= Assigned task =
Work out how many lines of the listing hold the string "language", then answer with that number and nothing else.

= Supplied information =
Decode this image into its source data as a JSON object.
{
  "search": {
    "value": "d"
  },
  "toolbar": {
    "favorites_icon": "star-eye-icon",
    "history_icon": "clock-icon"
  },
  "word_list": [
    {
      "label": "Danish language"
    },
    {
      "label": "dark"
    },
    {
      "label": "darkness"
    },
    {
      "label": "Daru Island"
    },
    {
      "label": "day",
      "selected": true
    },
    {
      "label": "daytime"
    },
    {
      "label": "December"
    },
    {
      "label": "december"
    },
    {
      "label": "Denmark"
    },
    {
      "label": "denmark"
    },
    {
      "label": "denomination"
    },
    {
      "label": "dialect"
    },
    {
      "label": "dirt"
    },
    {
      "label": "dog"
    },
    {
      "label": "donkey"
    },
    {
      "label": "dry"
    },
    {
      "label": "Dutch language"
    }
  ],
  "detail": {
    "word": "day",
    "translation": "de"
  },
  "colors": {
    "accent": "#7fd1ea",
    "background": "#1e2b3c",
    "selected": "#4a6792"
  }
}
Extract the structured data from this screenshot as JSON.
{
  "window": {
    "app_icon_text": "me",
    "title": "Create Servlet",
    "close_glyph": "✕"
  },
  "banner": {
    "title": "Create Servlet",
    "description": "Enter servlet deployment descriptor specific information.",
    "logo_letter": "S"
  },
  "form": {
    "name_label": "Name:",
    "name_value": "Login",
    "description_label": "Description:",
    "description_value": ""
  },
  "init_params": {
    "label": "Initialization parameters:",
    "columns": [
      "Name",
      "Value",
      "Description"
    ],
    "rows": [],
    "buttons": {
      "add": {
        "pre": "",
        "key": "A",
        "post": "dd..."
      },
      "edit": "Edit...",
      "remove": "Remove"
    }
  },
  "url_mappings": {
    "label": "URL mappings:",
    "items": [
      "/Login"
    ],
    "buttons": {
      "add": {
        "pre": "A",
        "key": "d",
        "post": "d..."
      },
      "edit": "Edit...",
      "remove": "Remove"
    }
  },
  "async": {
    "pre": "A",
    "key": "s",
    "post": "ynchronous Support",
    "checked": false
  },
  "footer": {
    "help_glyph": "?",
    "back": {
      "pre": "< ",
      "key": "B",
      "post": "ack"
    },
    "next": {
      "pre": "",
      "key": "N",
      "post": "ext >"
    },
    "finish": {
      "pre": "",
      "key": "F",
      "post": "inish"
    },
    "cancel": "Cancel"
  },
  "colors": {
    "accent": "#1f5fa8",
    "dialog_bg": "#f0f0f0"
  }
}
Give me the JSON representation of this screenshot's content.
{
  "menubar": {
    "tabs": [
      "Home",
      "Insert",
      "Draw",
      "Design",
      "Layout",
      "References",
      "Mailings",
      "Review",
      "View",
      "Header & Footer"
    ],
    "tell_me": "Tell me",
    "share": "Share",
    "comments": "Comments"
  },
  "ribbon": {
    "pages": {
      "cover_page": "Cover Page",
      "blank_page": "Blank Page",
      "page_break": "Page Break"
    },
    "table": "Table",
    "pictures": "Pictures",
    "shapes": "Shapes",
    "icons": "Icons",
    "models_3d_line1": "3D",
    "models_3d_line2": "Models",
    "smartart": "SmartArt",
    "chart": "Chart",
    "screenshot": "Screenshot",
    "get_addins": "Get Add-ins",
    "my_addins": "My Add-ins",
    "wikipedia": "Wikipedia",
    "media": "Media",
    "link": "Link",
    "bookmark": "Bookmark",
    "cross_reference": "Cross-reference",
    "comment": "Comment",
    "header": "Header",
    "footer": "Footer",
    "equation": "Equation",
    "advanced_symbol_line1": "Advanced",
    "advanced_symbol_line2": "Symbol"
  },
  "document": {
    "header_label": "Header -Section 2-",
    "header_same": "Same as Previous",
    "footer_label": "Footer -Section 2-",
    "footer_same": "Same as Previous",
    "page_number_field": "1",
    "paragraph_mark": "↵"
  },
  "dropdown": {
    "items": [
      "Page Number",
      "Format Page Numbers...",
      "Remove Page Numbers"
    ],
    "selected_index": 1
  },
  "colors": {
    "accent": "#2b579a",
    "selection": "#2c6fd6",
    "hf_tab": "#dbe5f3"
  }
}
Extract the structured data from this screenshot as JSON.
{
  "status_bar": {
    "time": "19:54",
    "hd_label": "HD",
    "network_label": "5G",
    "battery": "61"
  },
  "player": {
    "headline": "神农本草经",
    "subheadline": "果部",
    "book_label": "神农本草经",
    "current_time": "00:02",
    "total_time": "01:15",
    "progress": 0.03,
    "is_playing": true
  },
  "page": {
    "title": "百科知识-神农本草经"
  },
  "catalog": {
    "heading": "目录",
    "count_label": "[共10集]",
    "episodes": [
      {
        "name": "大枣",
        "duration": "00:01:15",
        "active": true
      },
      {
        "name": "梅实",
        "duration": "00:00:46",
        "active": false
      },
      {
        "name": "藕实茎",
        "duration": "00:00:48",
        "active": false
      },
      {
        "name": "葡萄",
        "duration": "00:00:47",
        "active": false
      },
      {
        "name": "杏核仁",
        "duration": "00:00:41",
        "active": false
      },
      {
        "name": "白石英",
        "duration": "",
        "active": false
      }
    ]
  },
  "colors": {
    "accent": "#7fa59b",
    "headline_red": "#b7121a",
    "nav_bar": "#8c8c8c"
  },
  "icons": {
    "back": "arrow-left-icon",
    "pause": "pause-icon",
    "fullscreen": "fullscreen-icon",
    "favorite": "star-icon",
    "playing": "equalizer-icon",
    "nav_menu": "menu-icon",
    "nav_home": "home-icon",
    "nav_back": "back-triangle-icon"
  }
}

= Reply =
2